*** DATASET RECORDS Section Begins ***

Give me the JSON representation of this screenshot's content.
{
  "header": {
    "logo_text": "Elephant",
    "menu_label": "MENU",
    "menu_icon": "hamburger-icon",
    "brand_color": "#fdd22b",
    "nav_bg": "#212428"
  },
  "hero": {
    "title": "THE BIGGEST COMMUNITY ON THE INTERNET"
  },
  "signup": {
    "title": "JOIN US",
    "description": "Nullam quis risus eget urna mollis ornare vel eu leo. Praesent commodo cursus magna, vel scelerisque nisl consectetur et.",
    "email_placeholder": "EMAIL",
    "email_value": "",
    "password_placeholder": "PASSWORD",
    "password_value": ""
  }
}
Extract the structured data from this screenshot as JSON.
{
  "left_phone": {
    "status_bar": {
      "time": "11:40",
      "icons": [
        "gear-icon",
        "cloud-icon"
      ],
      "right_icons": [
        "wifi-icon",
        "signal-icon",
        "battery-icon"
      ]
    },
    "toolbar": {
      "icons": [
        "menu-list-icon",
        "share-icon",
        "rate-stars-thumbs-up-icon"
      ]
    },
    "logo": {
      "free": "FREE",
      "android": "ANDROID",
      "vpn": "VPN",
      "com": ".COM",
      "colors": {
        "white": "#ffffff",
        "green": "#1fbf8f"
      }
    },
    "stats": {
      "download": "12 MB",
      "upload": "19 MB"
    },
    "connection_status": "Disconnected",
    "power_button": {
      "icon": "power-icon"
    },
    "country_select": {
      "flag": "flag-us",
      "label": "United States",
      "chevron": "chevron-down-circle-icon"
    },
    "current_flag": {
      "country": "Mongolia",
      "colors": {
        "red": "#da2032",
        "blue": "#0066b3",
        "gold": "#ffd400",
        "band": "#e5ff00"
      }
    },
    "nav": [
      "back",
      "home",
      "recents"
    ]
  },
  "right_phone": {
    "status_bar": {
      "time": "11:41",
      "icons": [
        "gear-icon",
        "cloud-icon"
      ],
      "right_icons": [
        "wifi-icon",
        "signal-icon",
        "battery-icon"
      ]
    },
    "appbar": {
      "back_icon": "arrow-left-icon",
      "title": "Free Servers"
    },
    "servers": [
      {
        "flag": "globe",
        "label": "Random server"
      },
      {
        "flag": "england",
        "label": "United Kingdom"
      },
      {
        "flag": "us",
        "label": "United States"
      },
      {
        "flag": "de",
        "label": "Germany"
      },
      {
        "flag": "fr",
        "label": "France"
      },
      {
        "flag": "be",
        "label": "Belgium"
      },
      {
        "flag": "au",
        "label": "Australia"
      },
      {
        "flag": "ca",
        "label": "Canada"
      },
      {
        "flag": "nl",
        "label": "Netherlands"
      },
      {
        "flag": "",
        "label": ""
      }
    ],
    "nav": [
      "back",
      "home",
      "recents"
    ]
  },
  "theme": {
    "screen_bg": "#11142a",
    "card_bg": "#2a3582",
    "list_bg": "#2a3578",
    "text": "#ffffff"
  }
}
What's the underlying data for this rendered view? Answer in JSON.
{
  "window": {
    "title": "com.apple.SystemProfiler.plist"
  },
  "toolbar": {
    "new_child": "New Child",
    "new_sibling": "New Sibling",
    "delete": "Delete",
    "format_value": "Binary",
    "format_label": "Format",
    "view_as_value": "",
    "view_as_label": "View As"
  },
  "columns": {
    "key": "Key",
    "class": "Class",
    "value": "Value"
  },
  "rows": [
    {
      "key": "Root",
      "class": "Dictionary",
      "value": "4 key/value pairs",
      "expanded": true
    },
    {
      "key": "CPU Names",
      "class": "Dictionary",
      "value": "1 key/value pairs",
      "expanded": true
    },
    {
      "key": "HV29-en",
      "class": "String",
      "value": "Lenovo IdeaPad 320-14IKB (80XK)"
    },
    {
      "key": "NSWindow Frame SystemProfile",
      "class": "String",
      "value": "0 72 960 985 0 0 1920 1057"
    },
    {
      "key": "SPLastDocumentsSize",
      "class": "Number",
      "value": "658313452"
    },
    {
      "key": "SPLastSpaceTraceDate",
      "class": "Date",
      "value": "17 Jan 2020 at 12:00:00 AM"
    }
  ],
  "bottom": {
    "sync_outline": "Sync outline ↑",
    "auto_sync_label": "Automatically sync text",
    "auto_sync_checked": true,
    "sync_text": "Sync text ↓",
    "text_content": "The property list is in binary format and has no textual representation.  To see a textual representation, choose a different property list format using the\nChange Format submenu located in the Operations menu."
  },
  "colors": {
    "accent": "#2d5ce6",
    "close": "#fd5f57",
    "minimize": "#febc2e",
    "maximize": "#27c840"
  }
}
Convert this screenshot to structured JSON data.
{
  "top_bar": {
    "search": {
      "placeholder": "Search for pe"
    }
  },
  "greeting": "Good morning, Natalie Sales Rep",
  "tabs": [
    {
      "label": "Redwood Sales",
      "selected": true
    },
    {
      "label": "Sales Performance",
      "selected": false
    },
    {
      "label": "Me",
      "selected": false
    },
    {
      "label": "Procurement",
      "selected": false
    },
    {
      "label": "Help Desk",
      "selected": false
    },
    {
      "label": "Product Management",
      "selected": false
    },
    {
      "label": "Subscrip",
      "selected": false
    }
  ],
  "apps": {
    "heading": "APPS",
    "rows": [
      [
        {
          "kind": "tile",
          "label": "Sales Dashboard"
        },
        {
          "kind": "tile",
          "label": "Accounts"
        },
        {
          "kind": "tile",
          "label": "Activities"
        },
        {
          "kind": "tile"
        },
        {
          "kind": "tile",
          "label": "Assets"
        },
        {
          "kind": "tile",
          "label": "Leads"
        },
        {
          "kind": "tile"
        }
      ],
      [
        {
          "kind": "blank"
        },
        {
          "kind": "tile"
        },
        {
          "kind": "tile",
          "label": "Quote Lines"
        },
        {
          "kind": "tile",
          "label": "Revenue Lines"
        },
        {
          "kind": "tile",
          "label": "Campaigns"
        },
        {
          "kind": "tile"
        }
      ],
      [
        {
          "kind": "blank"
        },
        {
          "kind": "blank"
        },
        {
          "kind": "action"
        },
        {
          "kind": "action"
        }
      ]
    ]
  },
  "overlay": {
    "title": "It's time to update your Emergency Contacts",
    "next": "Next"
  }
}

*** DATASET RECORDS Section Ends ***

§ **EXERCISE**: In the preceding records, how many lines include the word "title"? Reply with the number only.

§ **ANSWER BOX**: 5